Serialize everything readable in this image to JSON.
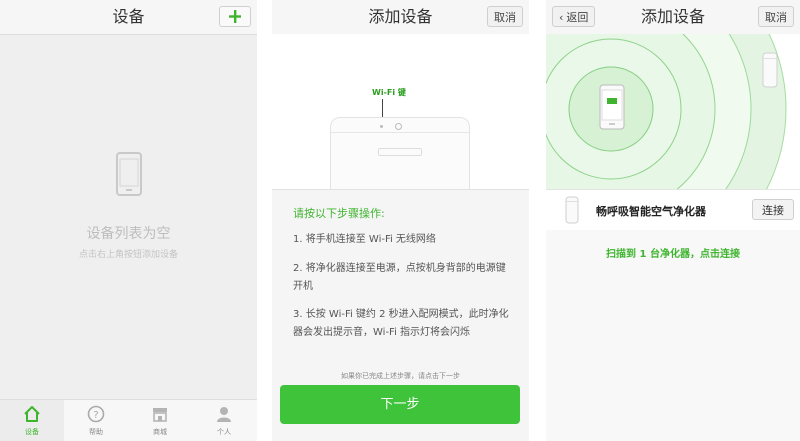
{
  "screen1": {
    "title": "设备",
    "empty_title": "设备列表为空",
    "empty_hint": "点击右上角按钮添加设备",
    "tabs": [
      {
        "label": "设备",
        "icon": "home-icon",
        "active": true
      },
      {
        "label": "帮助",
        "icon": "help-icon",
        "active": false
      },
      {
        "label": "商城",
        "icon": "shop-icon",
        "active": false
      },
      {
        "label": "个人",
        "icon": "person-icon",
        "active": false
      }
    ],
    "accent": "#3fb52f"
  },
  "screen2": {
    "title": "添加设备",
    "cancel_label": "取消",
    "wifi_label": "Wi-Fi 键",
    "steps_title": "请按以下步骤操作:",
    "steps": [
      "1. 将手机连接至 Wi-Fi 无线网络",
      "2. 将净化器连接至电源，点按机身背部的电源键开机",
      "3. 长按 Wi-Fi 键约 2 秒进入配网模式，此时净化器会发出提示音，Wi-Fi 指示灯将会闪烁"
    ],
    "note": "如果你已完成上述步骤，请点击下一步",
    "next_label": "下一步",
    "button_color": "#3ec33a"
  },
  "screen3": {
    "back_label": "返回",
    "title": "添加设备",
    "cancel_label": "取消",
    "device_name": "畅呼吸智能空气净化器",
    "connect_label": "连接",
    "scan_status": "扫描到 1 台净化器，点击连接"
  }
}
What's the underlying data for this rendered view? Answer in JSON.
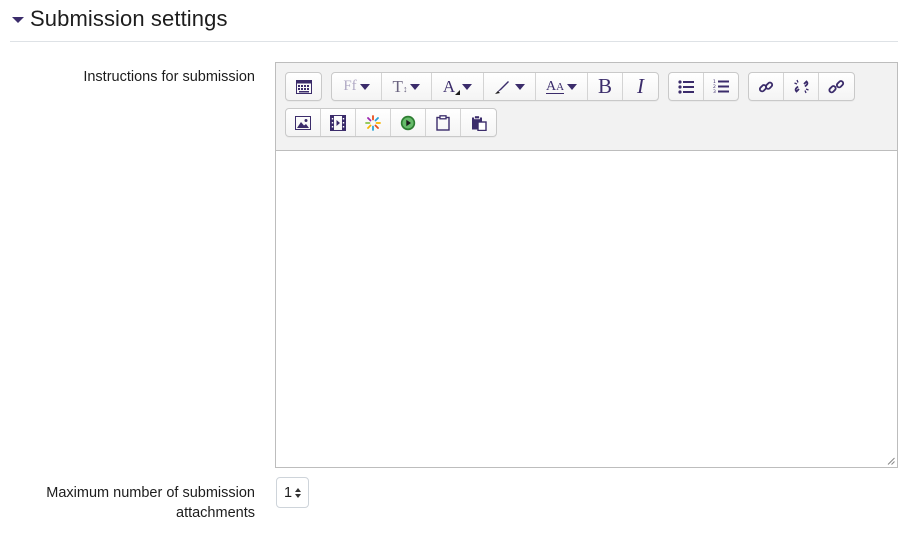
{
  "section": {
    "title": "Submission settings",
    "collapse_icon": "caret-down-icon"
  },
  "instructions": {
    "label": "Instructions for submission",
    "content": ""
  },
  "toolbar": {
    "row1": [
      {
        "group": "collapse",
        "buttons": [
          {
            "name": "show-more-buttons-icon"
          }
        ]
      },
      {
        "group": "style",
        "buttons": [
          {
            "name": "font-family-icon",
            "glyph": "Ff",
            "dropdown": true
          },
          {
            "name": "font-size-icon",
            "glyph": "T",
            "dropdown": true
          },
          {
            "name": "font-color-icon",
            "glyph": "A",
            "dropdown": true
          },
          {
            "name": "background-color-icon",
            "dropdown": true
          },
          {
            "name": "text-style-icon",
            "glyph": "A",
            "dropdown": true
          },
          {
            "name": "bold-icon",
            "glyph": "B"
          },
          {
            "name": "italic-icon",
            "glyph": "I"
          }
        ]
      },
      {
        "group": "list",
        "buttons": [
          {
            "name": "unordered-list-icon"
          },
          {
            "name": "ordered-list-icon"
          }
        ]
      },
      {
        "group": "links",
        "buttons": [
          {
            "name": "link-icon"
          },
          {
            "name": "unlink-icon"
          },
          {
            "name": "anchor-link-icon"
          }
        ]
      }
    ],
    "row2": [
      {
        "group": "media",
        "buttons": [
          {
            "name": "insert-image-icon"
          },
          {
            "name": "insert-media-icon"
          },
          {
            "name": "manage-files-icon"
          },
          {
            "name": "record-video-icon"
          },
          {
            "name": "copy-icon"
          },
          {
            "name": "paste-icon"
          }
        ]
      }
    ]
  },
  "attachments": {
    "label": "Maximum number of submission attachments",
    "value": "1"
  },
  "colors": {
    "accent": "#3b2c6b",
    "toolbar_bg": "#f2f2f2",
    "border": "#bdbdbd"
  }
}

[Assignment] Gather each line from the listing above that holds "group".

[Completed exercise]
        "group": "collapse",
        "group": "style",
        "group": "list",
        "group": "links",
        "group": "media",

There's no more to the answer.